*** Data for processing Section Begins ***

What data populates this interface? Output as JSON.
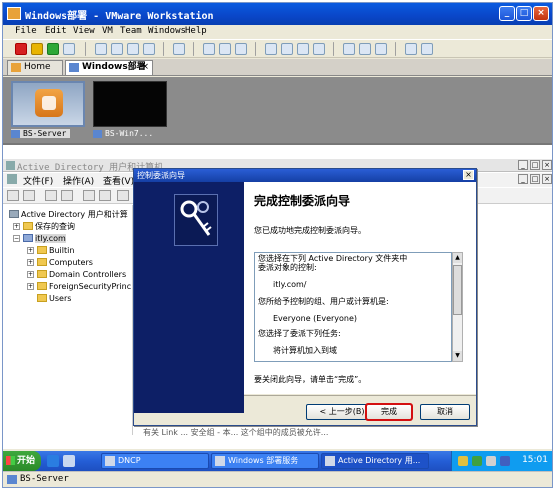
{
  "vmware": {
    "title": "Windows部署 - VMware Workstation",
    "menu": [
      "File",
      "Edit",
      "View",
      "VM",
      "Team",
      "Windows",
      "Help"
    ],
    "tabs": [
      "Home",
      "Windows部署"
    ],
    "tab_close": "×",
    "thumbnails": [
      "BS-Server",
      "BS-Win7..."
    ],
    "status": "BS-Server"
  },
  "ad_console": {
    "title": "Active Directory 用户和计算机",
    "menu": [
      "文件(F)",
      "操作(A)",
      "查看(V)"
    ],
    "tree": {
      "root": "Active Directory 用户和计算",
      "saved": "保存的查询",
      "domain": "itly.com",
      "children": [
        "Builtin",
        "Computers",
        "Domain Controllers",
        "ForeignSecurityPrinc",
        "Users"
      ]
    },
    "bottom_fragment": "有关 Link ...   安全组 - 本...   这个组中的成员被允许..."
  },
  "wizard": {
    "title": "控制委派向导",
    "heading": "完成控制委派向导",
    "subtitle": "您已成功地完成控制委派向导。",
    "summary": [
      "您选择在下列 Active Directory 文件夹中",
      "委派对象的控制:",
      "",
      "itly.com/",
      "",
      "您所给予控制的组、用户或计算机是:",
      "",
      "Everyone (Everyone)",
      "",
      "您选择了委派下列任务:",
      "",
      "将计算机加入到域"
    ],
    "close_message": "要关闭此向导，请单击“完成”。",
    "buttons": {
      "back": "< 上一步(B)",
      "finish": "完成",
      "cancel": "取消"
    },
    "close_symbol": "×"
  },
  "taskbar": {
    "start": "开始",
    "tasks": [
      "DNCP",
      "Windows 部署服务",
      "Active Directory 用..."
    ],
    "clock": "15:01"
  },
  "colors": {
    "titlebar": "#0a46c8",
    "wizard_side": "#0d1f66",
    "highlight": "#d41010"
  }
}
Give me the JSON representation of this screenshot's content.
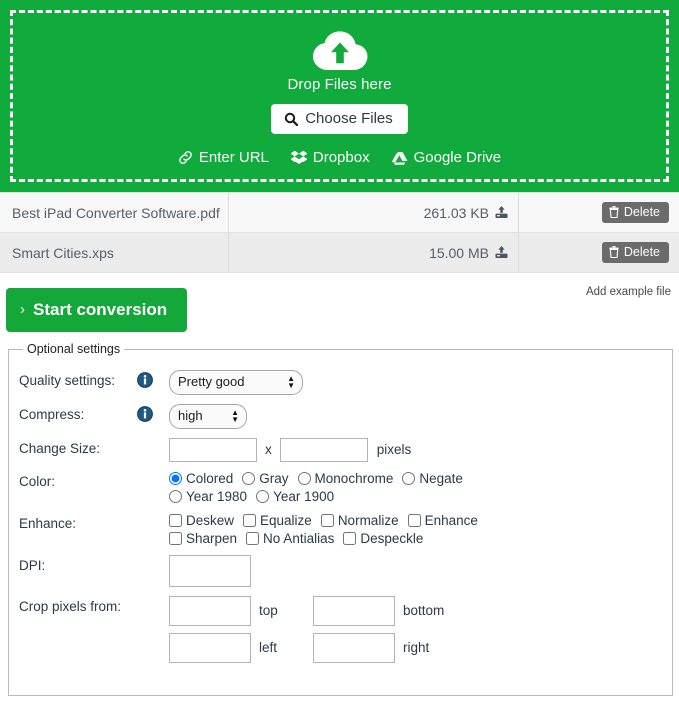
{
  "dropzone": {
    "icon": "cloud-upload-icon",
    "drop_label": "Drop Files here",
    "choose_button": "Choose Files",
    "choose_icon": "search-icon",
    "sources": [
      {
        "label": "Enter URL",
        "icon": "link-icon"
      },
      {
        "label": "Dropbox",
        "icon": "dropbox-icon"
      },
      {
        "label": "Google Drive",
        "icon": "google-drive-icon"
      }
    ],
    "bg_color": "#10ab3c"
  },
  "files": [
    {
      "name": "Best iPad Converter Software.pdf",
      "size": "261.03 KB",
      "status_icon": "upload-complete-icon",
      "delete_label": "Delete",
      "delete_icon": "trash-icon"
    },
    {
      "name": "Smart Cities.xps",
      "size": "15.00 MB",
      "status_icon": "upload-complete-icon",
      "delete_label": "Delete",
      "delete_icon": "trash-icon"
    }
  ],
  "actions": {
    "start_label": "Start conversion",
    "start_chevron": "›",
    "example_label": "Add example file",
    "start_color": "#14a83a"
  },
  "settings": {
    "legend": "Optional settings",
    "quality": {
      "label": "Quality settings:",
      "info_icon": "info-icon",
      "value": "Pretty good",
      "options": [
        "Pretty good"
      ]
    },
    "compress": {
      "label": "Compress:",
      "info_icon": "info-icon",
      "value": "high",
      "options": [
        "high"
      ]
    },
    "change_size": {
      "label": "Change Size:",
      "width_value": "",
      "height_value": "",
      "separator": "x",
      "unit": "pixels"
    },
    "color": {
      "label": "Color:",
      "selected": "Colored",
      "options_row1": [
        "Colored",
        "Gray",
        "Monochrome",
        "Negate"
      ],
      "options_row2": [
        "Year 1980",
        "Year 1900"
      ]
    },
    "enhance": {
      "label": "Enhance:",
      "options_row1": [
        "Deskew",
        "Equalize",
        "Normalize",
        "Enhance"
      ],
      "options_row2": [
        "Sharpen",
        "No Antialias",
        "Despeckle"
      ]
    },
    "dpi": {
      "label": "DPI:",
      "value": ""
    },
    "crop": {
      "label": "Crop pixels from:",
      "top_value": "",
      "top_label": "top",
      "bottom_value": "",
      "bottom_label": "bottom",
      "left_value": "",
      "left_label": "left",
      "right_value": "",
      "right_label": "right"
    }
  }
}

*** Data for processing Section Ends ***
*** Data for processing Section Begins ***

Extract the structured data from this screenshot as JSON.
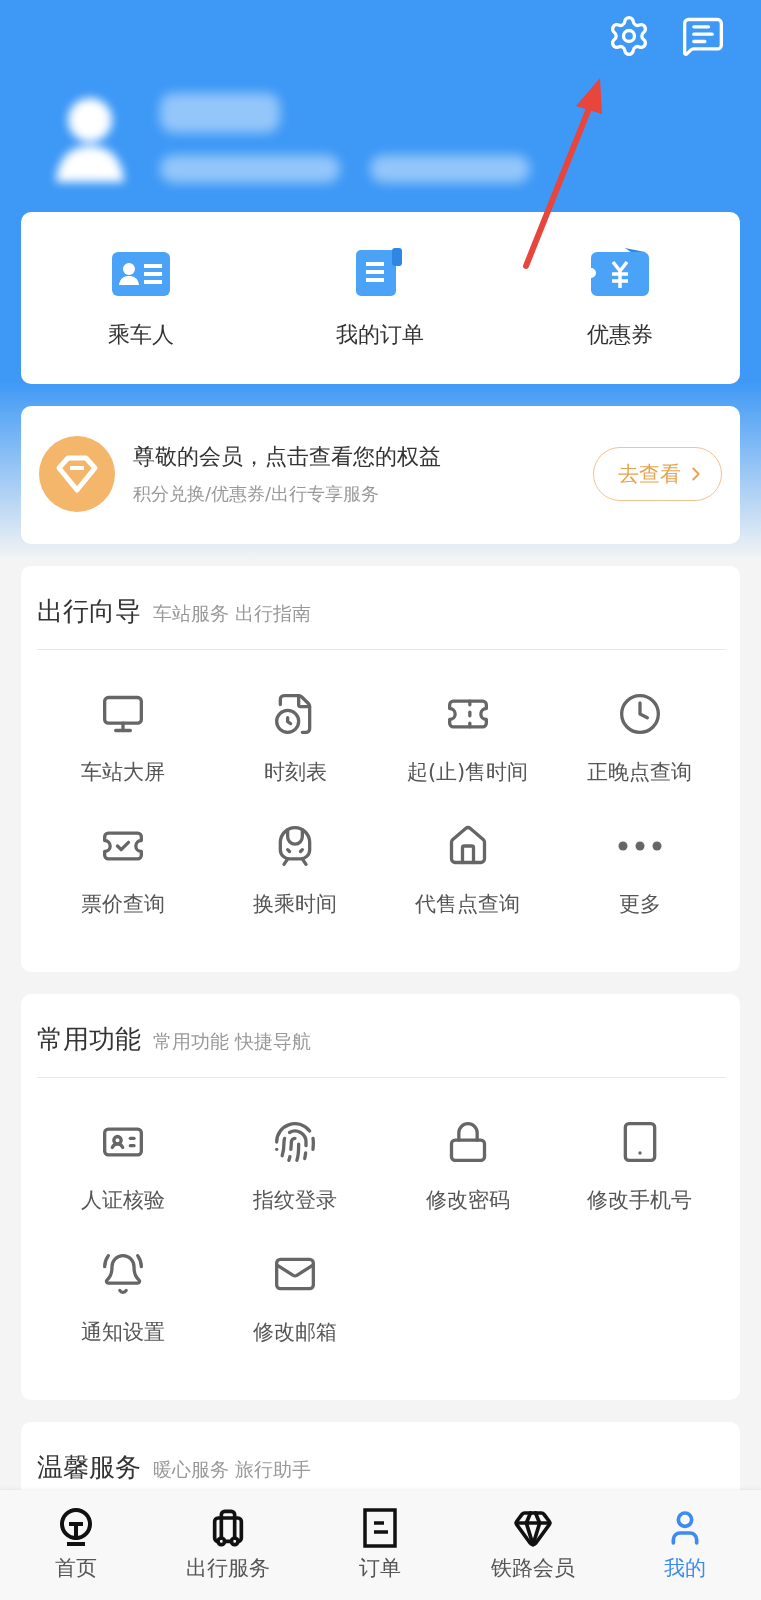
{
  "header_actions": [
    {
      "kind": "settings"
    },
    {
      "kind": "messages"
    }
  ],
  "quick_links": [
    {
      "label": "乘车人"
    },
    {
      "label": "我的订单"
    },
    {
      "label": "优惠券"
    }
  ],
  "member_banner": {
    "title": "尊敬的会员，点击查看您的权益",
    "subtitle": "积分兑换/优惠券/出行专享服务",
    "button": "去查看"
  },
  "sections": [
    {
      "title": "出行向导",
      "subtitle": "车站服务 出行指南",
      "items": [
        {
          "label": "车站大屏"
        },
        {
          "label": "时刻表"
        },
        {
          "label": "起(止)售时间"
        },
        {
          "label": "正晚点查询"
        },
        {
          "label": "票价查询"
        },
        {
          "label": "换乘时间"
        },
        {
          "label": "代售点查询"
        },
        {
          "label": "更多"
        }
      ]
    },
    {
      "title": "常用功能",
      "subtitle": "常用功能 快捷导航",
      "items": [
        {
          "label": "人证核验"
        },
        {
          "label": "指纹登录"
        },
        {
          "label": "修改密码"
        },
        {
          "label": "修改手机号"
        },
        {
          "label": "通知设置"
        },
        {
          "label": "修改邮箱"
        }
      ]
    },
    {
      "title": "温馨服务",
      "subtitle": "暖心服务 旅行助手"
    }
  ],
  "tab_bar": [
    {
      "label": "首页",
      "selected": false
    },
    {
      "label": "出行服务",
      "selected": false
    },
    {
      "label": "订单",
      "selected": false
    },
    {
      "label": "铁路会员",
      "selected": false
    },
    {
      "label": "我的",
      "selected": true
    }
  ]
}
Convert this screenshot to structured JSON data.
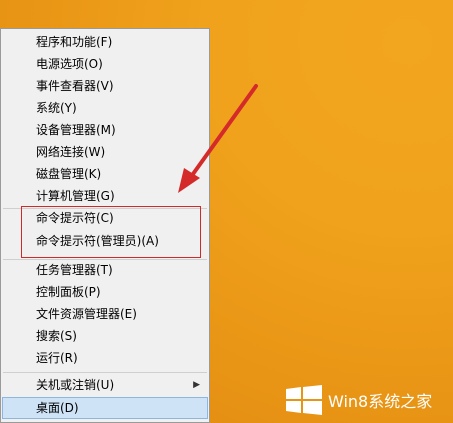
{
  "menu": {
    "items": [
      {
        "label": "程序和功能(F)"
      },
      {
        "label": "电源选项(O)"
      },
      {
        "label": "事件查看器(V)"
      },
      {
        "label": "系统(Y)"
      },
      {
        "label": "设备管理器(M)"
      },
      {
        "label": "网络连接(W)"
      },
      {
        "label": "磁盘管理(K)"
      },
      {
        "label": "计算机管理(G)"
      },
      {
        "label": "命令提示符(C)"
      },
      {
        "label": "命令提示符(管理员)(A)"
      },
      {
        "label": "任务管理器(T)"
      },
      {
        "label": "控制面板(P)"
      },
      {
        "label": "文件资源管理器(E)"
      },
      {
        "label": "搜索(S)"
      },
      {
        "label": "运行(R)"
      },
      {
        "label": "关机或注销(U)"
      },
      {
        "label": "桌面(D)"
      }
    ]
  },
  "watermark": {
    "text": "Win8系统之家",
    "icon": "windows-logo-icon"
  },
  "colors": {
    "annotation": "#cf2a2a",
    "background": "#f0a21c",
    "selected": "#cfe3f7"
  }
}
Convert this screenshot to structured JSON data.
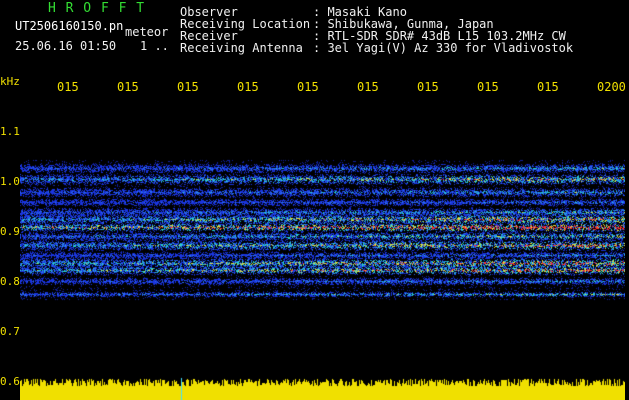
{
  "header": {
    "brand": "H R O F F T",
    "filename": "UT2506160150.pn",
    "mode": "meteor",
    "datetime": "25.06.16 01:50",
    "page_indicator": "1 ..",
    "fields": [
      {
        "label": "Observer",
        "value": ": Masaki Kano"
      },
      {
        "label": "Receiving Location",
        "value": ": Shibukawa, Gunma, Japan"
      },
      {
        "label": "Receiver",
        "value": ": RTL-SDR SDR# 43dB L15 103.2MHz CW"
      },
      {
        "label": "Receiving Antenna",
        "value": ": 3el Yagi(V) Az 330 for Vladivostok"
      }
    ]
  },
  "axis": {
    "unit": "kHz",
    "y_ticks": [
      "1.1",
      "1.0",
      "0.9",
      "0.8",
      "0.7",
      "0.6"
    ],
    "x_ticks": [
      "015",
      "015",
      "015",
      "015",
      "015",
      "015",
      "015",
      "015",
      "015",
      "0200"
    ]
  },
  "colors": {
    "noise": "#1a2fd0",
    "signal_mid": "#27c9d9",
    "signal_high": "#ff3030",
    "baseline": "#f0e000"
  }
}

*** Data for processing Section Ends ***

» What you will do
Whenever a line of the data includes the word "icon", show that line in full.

» Answer space
    "icon": "cloud-upload-icon",
    "choose_icon": "search-icon",
        "icon": "link-icon"
        "icon": "dropbox-icon"
        "icon": "google-drive-icon"
      "status_icon": "upload-complete-icon",
      "delete_icon": "trash-icon"
      "status_icon": "upload-complete-icon",
      "delete_icon": "trash-icon"
      "info_icon": "info-icon",
      "info_icon": "info-icon",
    "icon": "windows-logo-icon"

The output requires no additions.